+++ Data

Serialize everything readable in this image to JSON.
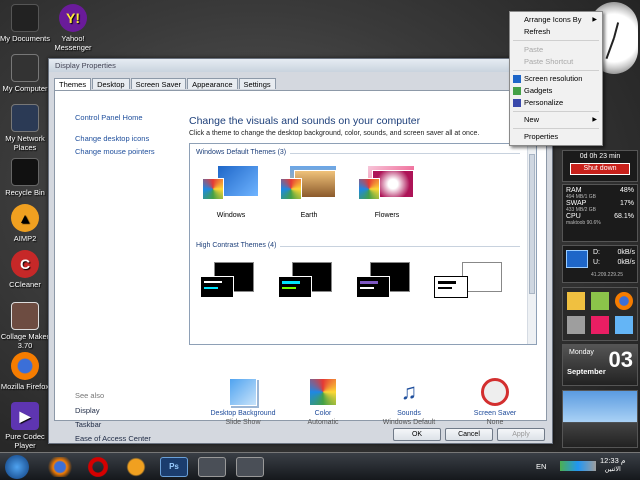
{
  "desktop": {
    "icons": [
      {
        "label": "My Documents",
        "icon": "folder-icon"
      },
      {
        "label": "Yahoo! Messenger",
        "icon": "yahoo-icon"
      },
      {
        "label": "My Computer",
        "icon": "computer-icon"
      },
      {
        "label": "My Network Places",
        "icon": "network-icon"
      },
      {
        "label": "Recycle Bin",
        "icon": "recycle-bin-icon"
      },
      {
        "label": "AIMP2",
        "icon": "aimp-icon"
      },
      {
        "label": "CCleaner",
        "icon": "ccleaner-icon"
      },
      {
        "label": "Collage Maker 3.70",
        "icon": "collage-icon"
      },
      {
        "label": "Mozilla Firefox",
        "icon": "firefox-icon"
      },
      {
        "label": "Pure Codec Player",
        "icon": "codec-player-icon"
      }
    ]
  },
  "dialog": {
    "title": "Display Properties",
    "tabs": [
      "Themes",
      "Desktop",
      "Screen Saver",
      "Appearance",
      "Settings"
    ],
    "left_links": [
      "Control Panel Home",
      "Change desktop icons",
      "Change mouse pointers"
    ],
    "see_also": {
      "heading": "See also",
      "items": [
        "Display",
        "Taskbar",
        "Ease of Access Center"
      ]
    },
    "heading": "Change the visuals and sounds on your computer",
    "subheading": "Click a theme to change the desktop background, color, sounds, and screen saver all at once.",
    "groups": {
      "default": "Windows Default Themes (3)",
      "contrast": "High Contrast Themes (4)"
    },
    "themes": [
      "Windows",
      "Earth",
      "Flowers"
    ],
    "settings": [
      {
        "label": "Desktop Background",
        "value": "Slide Show",
        "icon": "desktop-background-icon"
      },
      {
        "label": "Color",
        "value": "Automatic",
        "icon": "color-icon"
      },
      {
        "label": "Sounds",
        "value": "Windows Default",
        "icon": "sounds-icon"
      },
      {
        "label": "Screen Saver",
        "value": "None",
        "icon": "screen-saver-icon"
      }
    ],
    "buttons": {
      "ok": "OK",
      "cancel": "Cancel",
      "apply": "Apply"
    }
  },
  "context_menu": {
    "arrange": "Arrange Icons By",
    "refresh": "Refresh",
    "paste": "Paste",
    "paste_shortcut": "Paste Shortcut",
    "screen_resolution": "Screen resolution",
    "gadgets": "Gadgets",
    "personalize": "Personalize",
    "new": "New",
    "properties": "Properties"
  },
  "gadgets": {
    "timer": "0d 0h 23 min",
    "shutdown": "Shut down",
    "ram_label": "RAM",
    "ram_pct": "48%",
    "ram_detail": "494 MB/1 GB",
    "swap_label": "SWAP",
    "swap_pct": "17%",
    "swap_detail": "433 MB/2 GB",
    "cpu_label": "CPU",
    "cpu_pct": "68.1%",
    "cpu_detail": "maktoob 90.6%",
    "net_d": "D:",
    "net_d_val": "0kB/s",
    "net_u": "U:",
    "net_u_val": "0kB/s",
    "ip": "41.209.229.25",
    "day": "Monday",
    "date": "03",
    "month": "September"
  },
  "taskbar": {
    "lang": "EN",
    "time": "12:33",
    "ampm": "م",
    "day_ar": "الاثنين"
  },
  "colors": {
    "link": "#1e4e9c",
    "heading": "#1d3f7a",
    "shutdown": "#c8211b"
  }
}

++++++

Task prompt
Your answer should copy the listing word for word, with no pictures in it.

Output for this task
Serialize everything readable in this image to JSON.
{
  "desktop": {
    "icons": [
      {
        "label": "My Documents",
        "icon": "folder-icon"
      },
      {
        "label": "Yahoo! Messenger",
        "icon": "yahoo-icon"
      },
      {
        "label": "My Computer",
        "icon": "computer-icon"
      },
      {
        "label": "My Network Places",
        "icon": "network-icon"
      },
      {
        "label": "Recycle Bin",
        "icon": "recycle-bin-icon"
      },
      {
        "label": "AIMP2",
        "icon": "aimp-icon"
      },
      {
        "label": "CCleaner",
        "icon": "ccleaner-icon"
      },
      {
        "label": "Collage Maker 3.70",
        "icon": "collage-icon"
      },
      {
        "label": "Mozilla Firefox",
        "icon": "firefox-icon"
      },
      {
        "label": "Pure Codec Player",
        "icon": "codec-player-icon"
      }
    ]
  },
  "dialog": {
    "title": "Display Properties",
    "tabs": [
      "Themes",
      "Desktop",
      "Screen Saver",
      "Appearance",
      "Settings"
    ],
    "left_links": [
      "Control Panel Home",
      "Change desktop icons",
      "Change mouse pointers"
    ],
    "see_also": {
      "heading": "See also",
      "items": [
        "Display",
        "Taskbar",
        "Ease of Access Center"
      ]
    },
    "heading": "Change the visuals and sounds on your computer",
    "subheading": "Click a theme to change the desktop background, color, sounds, and screen saver all at once.",
    "groups": {
      "default": "Windows Default Themes (3)",
      "contrast": "High Contrast Themes (4)"
    },
    "themes": [
      "Windows",
      "Earth",
      "Flowers"
    ],
    "settings": [
      {
        "label": "Desktop Background",
        "value": "Slide Show",
        "icon": "desktop-background-icon"
      },
      {
        "label": "Color",
        "value": "Automatic",
        "icon": "color-icon"
      },
      {
        "label": "Sounds",
        "value": "Windows Default",
        "icon": "sounds-icon"
      },
      {
        "label": "Screen Saver",
        "value": "None",
        "icon": "screen-saver-icon"
      }
    ],
    "buttons": {
      "ok": "OK",
      "cancel": "Cancel",
      "apply": "Apply"
    }
  },
  "context_menu": {
    "arrange": "Arrange Icons By",
    "refresh": "Refresh",
    "paste": "Paste",
    "paste_shortcut": "Paste Shortcut",
    "screen_resolution": "Screen resolution",
    "gadgets": "Gadgets",
    "personalize": "Personalize",
    "new": "New",
    "properties": "Properties"
  },
  "gadgets": {
    "timer": "0d 0h 23 min",
    "shutdown": "Shut down",
    "ram_label": "RAM",
    "ram_pct": "48%",
    "ram_detail": "494 MB/1 GB",
    "swap_label": "SWAP",
    "swap_pct": "17%",
    "swap_detail": "433 MB/2 GB",
    "cpu_label": "CPU",
    "cpu_pct": "68.1%",
    "cpu_detail": "maktoob 90.6%",
    "net_d": "D:",
    "net_d_val": "0kB/s",
    "net_u": "U:",
    "net_u_val": "0kB/s",
    "ip": "41.209.229.25",
    "day": "Monday",
    "date": "03",
    "month": "September"
  },
  "taskbar": {
    "lang": "EN",
    "time": "12:33",
    "ampm": "م",
    "day_ar": "الاثنين"
  },
  "colors": {
    "link": "#1e4e9c",
    "heading": "#1d3f7a",
    "shutdown": "#c8211b"
  }
}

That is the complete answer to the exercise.